I wear an open face helmet when riding my motorbike, I love the sense of immersion in the passing world, the scents that tell a constantly changing story. The events around me are told in smells of new ploughed earth, damp stubble or newly cut grass.
I was riding along when I glimpsed a black dot as it sped toward me, or rather I sped towards it at around fifty miles an hour. The next second I realised the dot had entered my helmet beside my temple, this was followed immediately by an excruciating pain. It was a wasp and it proceeded to sting me a number of times as I endeavoured to get a finger into my helmet and hook it out. When I could, I pulled off the road and made sure it was gone from my helmet lining.
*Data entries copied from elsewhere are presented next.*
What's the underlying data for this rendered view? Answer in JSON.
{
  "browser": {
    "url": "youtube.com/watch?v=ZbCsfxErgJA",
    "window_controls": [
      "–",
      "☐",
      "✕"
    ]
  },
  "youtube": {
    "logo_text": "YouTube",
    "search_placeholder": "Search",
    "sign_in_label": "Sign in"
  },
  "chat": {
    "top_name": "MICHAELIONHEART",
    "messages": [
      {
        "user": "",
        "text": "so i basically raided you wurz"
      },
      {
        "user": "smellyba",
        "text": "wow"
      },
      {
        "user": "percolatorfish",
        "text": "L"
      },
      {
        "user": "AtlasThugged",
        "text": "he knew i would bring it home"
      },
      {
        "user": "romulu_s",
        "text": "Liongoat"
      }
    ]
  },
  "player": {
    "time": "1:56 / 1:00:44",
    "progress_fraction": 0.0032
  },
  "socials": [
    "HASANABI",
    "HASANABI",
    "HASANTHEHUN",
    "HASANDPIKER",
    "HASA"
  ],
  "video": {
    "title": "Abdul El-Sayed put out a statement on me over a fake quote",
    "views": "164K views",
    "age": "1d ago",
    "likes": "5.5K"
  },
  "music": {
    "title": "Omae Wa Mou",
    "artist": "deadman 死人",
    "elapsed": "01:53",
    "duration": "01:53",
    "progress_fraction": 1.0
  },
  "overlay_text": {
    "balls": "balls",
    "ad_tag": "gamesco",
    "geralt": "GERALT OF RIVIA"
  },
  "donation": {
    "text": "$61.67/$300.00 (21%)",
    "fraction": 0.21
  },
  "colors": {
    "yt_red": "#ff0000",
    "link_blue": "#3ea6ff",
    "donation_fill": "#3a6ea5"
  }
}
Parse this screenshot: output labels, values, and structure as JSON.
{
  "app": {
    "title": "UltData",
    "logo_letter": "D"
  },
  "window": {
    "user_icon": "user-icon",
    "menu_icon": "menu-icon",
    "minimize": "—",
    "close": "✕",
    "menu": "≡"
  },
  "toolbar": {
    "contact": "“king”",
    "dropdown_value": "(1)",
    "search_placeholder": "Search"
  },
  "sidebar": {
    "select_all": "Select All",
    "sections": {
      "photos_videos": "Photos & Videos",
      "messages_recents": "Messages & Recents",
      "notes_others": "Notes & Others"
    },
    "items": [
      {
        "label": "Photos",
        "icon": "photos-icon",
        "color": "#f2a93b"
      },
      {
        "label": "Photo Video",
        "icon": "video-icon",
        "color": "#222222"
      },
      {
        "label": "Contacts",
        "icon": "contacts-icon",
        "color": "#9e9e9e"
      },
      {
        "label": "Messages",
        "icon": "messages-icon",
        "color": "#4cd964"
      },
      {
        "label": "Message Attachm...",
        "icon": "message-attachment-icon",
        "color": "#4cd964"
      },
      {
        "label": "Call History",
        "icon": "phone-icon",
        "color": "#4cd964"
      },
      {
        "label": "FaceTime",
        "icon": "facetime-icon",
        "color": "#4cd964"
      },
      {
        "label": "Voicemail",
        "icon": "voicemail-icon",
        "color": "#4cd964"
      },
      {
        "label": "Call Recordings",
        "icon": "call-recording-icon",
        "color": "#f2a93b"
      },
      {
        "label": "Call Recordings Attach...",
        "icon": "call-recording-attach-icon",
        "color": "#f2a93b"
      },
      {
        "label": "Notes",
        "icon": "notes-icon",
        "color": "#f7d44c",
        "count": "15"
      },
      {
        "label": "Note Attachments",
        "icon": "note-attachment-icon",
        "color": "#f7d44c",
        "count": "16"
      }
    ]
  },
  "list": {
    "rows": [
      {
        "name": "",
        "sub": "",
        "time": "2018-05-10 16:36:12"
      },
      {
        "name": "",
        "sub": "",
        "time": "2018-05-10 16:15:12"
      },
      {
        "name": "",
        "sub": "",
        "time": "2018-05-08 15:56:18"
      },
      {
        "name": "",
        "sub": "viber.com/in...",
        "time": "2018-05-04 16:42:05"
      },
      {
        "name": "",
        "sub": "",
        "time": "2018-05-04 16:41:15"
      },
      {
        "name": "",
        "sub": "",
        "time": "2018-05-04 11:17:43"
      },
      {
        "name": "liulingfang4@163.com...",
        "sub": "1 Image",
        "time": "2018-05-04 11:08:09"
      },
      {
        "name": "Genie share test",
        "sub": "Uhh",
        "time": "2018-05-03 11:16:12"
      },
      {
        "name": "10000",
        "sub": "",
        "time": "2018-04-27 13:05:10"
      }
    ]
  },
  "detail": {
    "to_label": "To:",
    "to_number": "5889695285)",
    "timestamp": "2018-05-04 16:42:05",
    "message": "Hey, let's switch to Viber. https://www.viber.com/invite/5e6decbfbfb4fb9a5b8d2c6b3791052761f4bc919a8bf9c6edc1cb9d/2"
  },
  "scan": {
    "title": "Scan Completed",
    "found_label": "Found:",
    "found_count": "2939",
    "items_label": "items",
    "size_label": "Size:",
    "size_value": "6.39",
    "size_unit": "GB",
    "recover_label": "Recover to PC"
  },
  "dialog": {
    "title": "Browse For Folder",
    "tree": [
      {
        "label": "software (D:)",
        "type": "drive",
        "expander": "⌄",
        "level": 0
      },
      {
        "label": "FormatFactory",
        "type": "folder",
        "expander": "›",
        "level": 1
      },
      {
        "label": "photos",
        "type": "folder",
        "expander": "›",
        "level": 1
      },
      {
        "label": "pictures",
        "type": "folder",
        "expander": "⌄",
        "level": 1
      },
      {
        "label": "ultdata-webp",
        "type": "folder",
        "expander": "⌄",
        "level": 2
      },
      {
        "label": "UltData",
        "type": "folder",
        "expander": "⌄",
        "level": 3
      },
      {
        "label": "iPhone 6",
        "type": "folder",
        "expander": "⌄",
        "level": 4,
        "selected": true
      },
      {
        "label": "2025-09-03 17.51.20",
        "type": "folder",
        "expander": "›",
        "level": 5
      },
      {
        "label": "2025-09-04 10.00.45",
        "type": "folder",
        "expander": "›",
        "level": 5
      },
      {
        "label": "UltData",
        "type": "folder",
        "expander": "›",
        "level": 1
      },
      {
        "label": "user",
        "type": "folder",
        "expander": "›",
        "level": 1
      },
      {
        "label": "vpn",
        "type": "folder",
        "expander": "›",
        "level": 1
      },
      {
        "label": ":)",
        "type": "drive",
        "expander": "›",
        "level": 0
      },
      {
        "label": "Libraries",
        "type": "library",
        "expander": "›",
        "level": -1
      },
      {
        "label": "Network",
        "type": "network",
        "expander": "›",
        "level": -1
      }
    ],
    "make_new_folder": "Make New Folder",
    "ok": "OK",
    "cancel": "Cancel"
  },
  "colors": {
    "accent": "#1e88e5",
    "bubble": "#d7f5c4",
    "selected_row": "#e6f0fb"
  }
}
There was a temptation to curse all wasp-kind as my temple throbbed and I had visions of the poison entering my brain. But I reflected it wasn’t really its fault and they do have an important part to play in nature.
Those big wasps one finds in winter dozily tucked into rags in the garage or behind a curtain are queens, with the first warm kiss of spring they will awaken, though there is no prince to help them to start building their new castle. They chew wood and start their nests, as soon as a few rooms are complete they will lay the eggs they have carried all winter. The work is very hard and they need to feed on sugars from flowers or fruit but have little time to search whilst trying to get a successful colony going. In recent years warm winters have meant many wake up to early and cannot find enough sustenance to start a nest. The nest is produced by painstaking chewing of wood for the basis of their papier-mâché nest, and once the first grubs hatch feeding them with insects or carrion.
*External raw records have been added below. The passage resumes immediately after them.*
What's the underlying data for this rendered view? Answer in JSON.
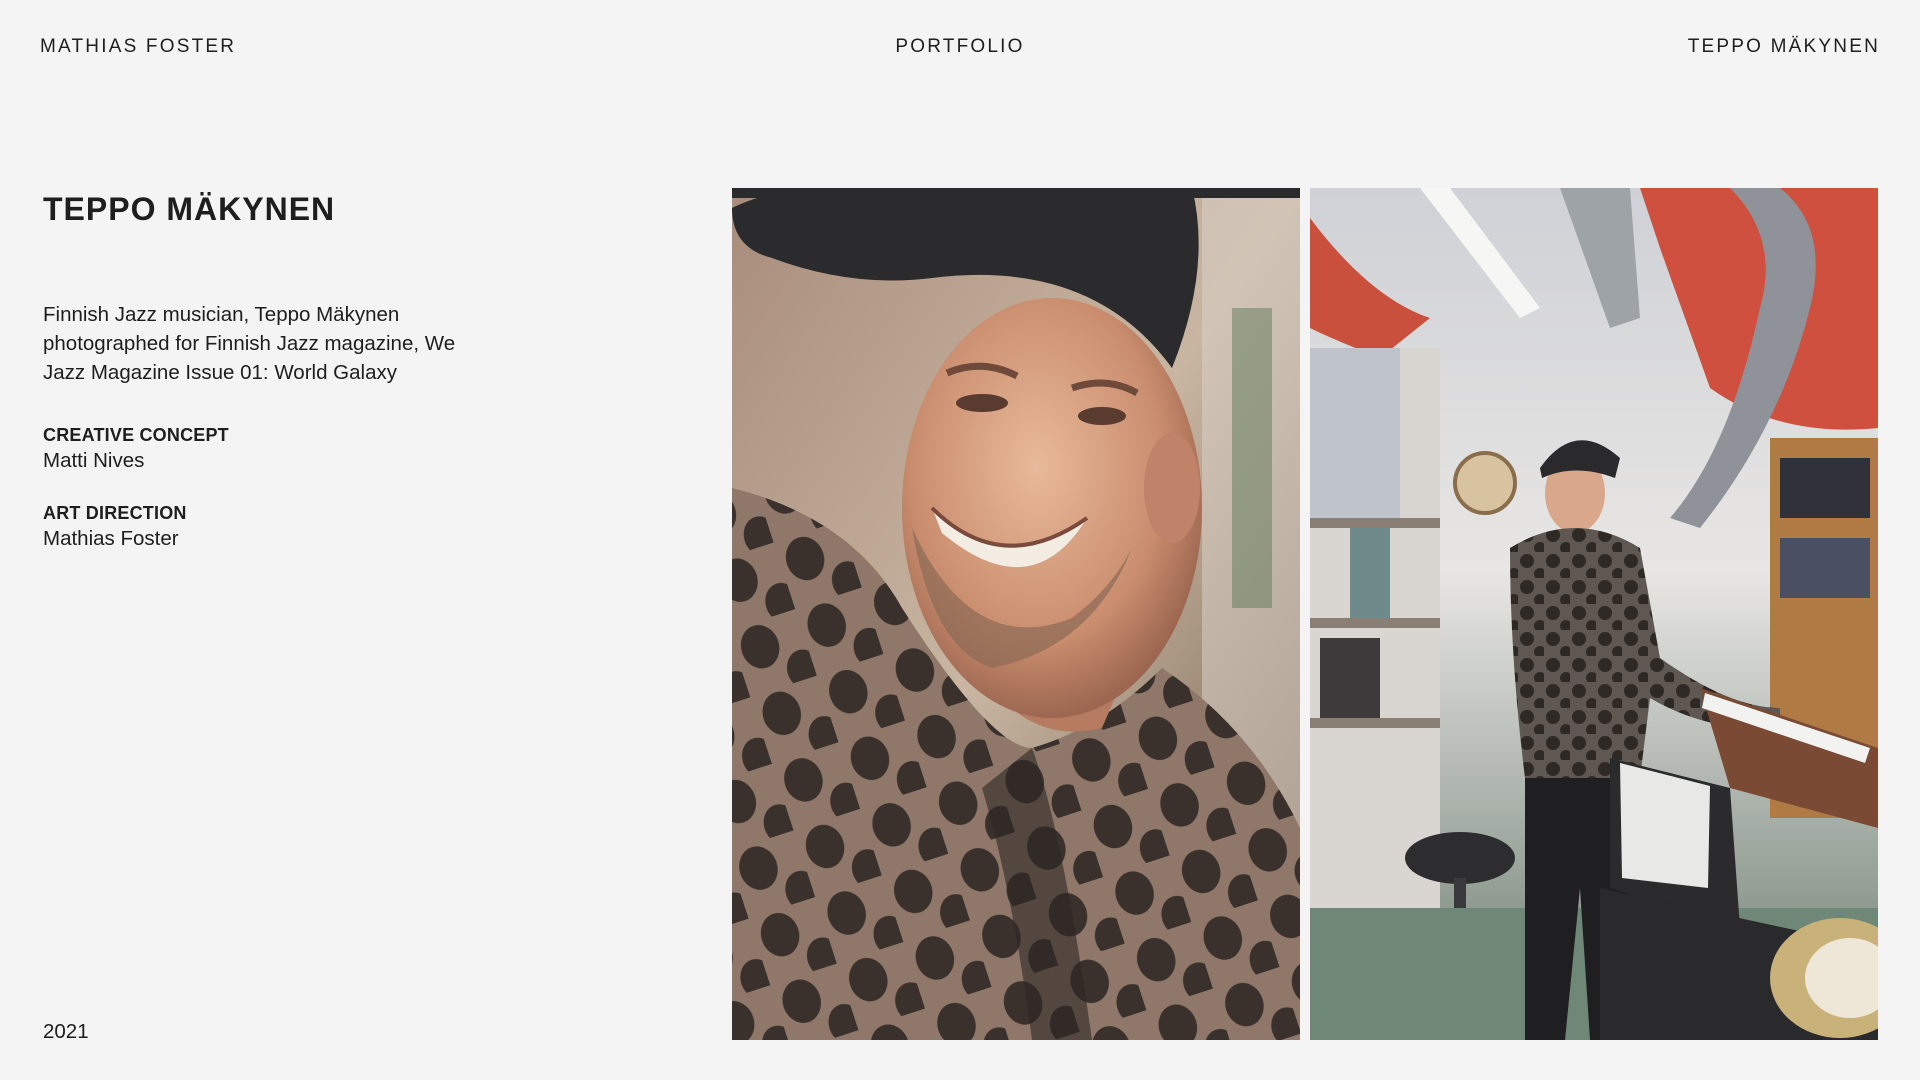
{
  "header": {
    "left_link": "MATHIAS FOSTER",
    "center_link": "PORTFOLIO",
    "right_link": "TEPPO MÄKYNEN"
  },
  "project": {
    "title": "TEPPO MÄKYNEN",
    "description": "Finnish Jazz musician, Teppo Mäkynen photographed for Finnish Jazz magazine, We Jazz Magazine Issue 01: World Galaxy",
    "credits": [
      {
        "label": "CREATIVE CONCEPT",
        "value": "Matti Nives"
      },
      {
        "label": "ART DIRECTION",
        "value": "Mathias Foster"
      }
    ],
    "year": "2021"
  },
  "photos": [
    {
      "subject": "portrait-smiling-in-cap"
    },
    {
      "subject": "musician-at-keyboards-in-studio"
    }
  ],
  "colors": {
    "background": "#f4f4f4",
    "text": "#1e1e1e"
  }
}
This is where the wasp is so useful, helping clean up dead animals, killing garden pests and fertilising flowers.
Soon the grubs can help her, they do this in two ways; firstly they break down the chitin in the insects she feeds them and feed her the free sugars that result, so she doesn’t need to spend so much time looking for food. Secondly they start chewing wood fragments she brings them and helping build the nest. Once she has hatched enough workers (all female) she becomes nest-bound to continue laying eggs whilst the workers work at nest building, nest cooling and grub feeding.
At a certain point between late summer and winter all the queen wasps decide to produce new queens and drones (males), wondrously they all hatch at the same time and mating swarms happen briefly. Now the old queen stops laying grubs and the workers are deprived of sustenance and start to starve, this is when they become a nuisance; diving into your jam sandwich or pint, desperate for sugar. Of course they and the old queen all die as winter comes, only a few of the tucked away sleeping princess in their beautiful gold and black gowns will make it through to be kissed by the Spring.